■ RECORDS FOR THIS EXERCISE:
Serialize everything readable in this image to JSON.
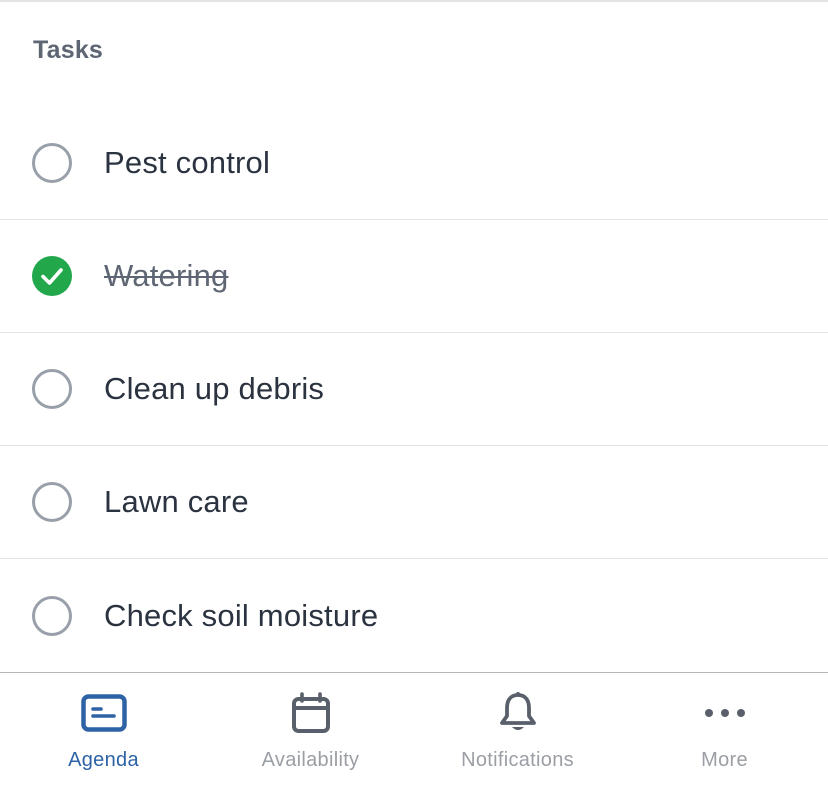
{
  "section": {
    "title": "Tasks"
  },
  "tasks": [
    {
      "label": "Pest control",
      "done": false
    },
    {
      "label": "Watering",
      "done": true
    },
    {
      "label": "Clean up debris",
      "done": false
    },
    {
      "label": "Lawn care",
      "done": false
    },
    {
      "label": "Check soil moisture",
      "done": false
    }
  ],
  "tab_bar": {
    "tabs": [
      {
        "label": "Agenda",
        "icon": "agenda-icon",
        "active": true
      },
      {
        "label": "Availability",
        "icon": "calendar-icon",
        "active": false
      },
      {
        "label": "Notifications",
        "icon": "bell-icon",
        "active": false
      },
      {
        "label": "More",
        "icon": "more-dots-icon",
        "active": false
      }
    ]
  },
  "colors": {
    "accent": "#2d63a4",
    "done_green": "#22a84a",
    "icon_gray": "#5a606b",
    "inactive_label": "#9b9ea4"
  }
}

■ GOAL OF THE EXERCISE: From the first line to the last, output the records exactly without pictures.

■ RESPONSE TO THIS EXERCISE:
Serialize everything readable in this image to JSON.
{
  "section": {
    "title": "Tasks"
  },
  "tasks": [
    {
      "label": "Pest control",
      "done": false
    },
    {
      "label": "Watering",
      "done": true
    },
    {
      "label": "Clean up debris",
      "done": false
    },
    {
      "label": "Lawn care",
      "done": false
    },
    {
      "label": "Check soil moisture",
      "done": false
    }
  ],
  "tab_bar": {
    "tabs": [
      {
        "label": "Agenda",
        "icon": "agenda-icon",
        "active": true
      },
      {
        "label": "Availability",
        "icon": "calendar-icon",
        "active": false
      },
      {
        "label": "Notifications",
        "icon": "bell-icon",
        "active": false
      },
      {
        "label": "More",
        "icon": "more-dots-icon",
        "active": false
      }
    ]
  },
  "colors": {
    "accent": "#2d63a4",
    "done_green": "#22a84a",
    "icon_gray": "#5a606b",
    "inactive_label": "#9b9ea4"
  }
}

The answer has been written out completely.